In how many lines of the listing below does "code" appear? Reply with the number only.

____ Records provided

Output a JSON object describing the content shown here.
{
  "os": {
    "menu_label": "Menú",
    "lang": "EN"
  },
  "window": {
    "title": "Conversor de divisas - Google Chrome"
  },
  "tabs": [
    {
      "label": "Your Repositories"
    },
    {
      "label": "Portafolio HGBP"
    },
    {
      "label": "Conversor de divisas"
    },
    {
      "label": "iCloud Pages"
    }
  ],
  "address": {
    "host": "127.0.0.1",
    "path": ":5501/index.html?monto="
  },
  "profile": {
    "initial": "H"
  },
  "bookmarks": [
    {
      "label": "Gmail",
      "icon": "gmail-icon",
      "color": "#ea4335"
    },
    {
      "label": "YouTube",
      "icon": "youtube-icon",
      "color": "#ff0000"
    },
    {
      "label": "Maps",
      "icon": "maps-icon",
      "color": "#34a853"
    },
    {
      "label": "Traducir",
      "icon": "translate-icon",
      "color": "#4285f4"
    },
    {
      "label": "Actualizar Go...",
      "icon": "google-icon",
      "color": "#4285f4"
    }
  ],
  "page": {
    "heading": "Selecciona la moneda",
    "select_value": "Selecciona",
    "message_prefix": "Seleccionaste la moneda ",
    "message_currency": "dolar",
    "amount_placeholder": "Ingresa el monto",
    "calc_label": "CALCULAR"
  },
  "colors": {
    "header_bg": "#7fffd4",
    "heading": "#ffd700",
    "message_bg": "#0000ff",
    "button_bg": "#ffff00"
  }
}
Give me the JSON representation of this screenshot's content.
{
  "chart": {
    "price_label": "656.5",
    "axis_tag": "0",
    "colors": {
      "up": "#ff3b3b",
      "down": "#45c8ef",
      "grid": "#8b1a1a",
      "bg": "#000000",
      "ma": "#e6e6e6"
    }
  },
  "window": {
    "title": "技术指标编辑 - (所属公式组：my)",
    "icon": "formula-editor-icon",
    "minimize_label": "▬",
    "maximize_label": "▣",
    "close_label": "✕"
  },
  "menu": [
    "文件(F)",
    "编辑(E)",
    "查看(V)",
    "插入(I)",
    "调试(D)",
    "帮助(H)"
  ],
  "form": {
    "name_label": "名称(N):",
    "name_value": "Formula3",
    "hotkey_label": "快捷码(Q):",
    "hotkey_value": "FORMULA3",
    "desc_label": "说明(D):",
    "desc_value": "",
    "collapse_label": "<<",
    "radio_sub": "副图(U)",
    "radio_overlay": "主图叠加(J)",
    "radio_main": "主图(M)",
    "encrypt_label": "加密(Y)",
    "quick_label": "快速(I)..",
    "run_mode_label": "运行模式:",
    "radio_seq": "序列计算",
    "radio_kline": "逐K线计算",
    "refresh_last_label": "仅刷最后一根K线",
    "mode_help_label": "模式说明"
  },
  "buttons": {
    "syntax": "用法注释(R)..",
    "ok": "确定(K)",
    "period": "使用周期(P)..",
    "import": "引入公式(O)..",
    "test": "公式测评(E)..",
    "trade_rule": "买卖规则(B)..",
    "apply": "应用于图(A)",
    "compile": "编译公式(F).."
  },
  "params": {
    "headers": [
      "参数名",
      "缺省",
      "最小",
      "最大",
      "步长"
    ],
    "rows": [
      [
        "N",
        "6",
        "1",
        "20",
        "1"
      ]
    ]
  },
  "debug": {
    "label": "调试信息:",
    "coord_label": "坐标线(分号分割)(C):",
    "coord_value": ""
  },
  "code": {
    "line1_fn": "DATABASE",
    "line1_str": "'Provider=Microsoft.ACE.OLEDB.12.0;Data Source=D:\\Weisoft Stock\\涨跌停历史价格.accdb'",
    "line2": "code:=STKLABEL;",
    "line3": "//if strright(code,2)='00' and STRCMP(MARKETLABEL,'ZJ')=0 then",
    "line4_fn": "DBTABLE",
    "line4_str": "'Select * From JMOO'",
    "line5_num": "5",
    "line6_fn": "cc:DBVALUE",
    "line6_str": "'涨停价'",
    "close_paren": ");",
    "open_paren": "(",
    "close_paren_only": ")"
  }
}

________

• Finished task
3